Science Writing Competition 2020
Over the summer, boys in Year 7 were set the challenge of a Science Writing competition. Entries were invited in two categories: science fiction short stories and nature-writing.
A large number of entries were submitted, and Head of Science, Dr Leslie, and Head of English, Mr Wood, had the tough job of judging the range of creative and unique submissions. Entries were judged in terms of their scientific understanding and literary merit. Runners up were Sam Dhir, Jeevan Bharj and Lucas Ramus with their science fiction stories, but the winner was Thomas Easterbrook, with a composition about Holtspur Bank Nature Reserve.
Congratulations to all who entered.
Holtspur Bank Nature Reserve
Through the cool morning air rings the rich, mellifluous song of the blackbird. Like sweet honey, its notes flow joyfully across the hillside. Joined by the virulent songs of song thrush, the robin and the wren, the dawn chorus floats in all its glory above this chalk meadow. It is a wonder that nature has perfected this art through evolution for such practical purposes as defending territory and attracting a mate.
Overhead, melenargia galathea dances, like a petal blowing in the gentle breeze. Streaking down its pearl-white wing, waves of black give this butterfly its common name, marbled white. Lightly, it settles on a garish lilac-pink knapweed flower and begins siphoning nectar from deep in amongst the disc florets that protrude from the flowerhead.

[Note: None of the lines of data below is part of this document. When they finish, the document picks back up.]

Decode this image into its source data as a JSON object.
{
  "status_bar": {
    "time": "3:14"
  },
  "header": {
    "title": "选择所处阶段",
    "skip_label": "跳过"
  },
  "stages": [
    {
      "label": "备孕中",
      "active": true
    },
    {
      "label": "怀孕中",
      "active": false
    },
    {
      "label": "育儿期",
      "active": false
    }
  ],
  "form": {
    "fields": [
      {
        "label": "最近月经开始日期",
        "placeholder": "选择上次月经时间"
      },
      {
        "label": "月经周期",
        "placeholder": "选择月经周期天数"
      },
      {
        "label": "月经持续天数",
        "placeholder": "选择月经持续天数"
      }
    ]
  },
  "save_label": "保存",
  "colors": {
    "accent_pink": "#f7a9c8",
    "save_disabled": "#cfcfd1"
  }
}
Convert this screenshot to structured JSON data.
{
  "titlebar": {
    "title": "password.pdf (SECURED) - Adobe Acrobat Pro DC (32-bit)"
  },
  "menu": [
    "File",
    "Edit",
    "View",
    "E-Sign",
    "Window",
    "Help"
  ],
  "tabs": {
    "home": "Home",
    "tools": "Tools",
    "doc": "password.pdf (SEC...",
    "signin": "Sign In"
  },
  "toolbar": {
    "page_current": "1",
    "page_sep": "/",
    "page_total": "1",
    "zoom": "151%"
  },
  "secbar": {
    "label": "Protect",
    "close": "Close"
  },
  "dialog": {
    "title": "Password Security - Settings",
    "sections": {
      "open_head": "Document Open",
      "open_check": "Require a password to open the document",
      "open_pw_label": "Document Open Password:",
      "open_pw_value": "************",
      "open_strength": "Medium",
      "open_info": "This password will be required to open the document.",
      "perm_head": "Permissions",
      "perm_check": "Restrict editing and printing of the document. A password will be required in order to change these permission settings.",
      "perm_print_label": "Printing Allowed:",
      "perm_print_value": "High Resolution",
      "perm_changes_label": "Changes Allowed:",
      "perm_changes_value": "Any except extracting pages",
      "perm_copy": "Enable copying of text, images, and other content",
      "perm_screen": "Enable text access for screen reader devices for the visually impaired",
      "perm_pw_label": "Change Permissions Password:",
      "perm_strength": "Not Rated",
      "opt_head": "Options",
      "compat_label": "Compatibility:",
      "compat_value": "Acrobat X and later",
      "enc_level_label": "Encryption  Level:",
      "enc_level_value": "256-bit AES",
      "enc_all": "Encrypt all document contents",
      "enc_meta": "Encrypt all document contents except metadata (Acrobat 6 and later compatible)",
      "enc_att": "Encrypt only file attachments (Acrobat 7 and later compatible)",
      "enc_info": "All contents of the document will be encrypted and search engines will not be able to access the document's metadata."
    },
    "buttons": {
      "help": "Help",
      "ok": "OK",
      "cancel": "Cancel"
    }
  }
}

As the sun advances towards its zenith, the stridulations of grasshoppers begin to fill the air. The intermittent buzz of bees wings as they progress from flower to flower joins the hum of life that fills the atmosphere on this hillside.
Overhead, majestic red kites swoop hunting their prey using the thermals created by the warm midday sun. Their forked tails act as rudders, guiding them through the air as they search for their quarry. Their copper-red bodies and fingered wings make them a magnificent sight.
Then comes our largest falcon, the peregrine, its streaky white underside just visible as it stoops in pursuit of a collared dove. Peregrines have been known to reach 200 miles an hour when diving, making the the fastest known organism on earth.
Sunny-coloured swathes of cowslips carpet the floor. The rosettes of tube-like flowers, clustered together at the top of their upright green stems are a frequent stop for feeding bees.
The joyful river of song of the skylark burbles on into the evening as it floats through the air, accompanied by the screeching call of the swifts as they rush across the sky. Low over the ground, the swallow flies, catching insects as the day cools. Soon, Holtspur bank Nature Reserve is once again quiet.
By Thomas Easterbrook
Photo credits: Thomas Easterbrook